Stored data
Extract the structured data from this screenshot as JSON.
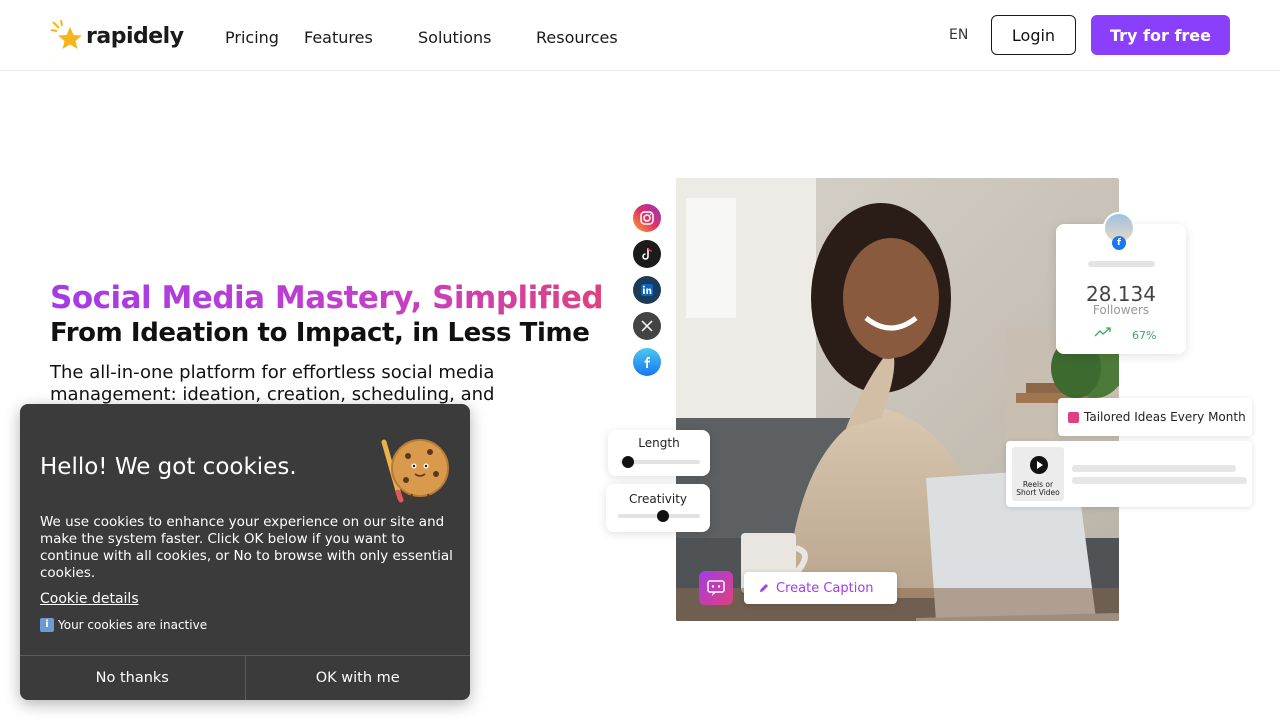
{
  "nav": {
    "logo_text": "rapidely",
    "links": [
      "Pricing",
      "Features",
      "Solutions",
      "Resources"
    ],
    "lang": "EN",
    "login": "Login",
    "try": "Try for free"
  },
  "hero": {
    "headline": "Social Media Mastery, Simplified",
    "subheadline": "From Ideation to Impact, in Less Time",
    "description": "The all-in-one platform for effortless social media management: ideation, creation, scheduling, and"
  },
  "visual": {
    "social_icons": [
      "instagram-icon",
      "tiktok-icon",
      "linkedin-icon",
      "x-icon",
      "facebook-icon"
    ],
    "followers_count": "28.134",
    "followers_label": "Followers",
    "followers_growth": "67%",
    "slider_length_label": "Length",
    "slider_length_value": 0.1,
    "slider_creativity_label": "Creativity",
    "slider_creativity_value": 0.55,
    "ideas_label": "Tailored Ideas Every Month",
    "reels_label_1": "Reels or",
    "reels_label_2": "Short Video",
    "caption_button": "Create Caption",
    "accent_color": "#8a3ffc",
    "gradient_start": "#a33ce6",
    "gradient_end": "#e0407e"
  },
  "cookie": {
    "title": "Hello! We got cookies.",
    "body": "We use cookies to enhance your experience on our site and make the system faster. Click OK below if you want to continue with all cookies, or No to browse with only essential cookies.",
    "details_link": "Cookie details",
    "status": "Your cookies are inactive",
    "no_button": "No thanks",
    "ok_button": "OK with me"
  }
}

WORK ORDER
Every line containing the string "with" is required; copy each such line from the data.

ANSWER BOX
    "body": "We use cookies to enhance your experience on our site and make the system faster. Click OK below if you want to continue with all cookies, or No to browse with only essential cookies.",
    "ok_button": "OK with me"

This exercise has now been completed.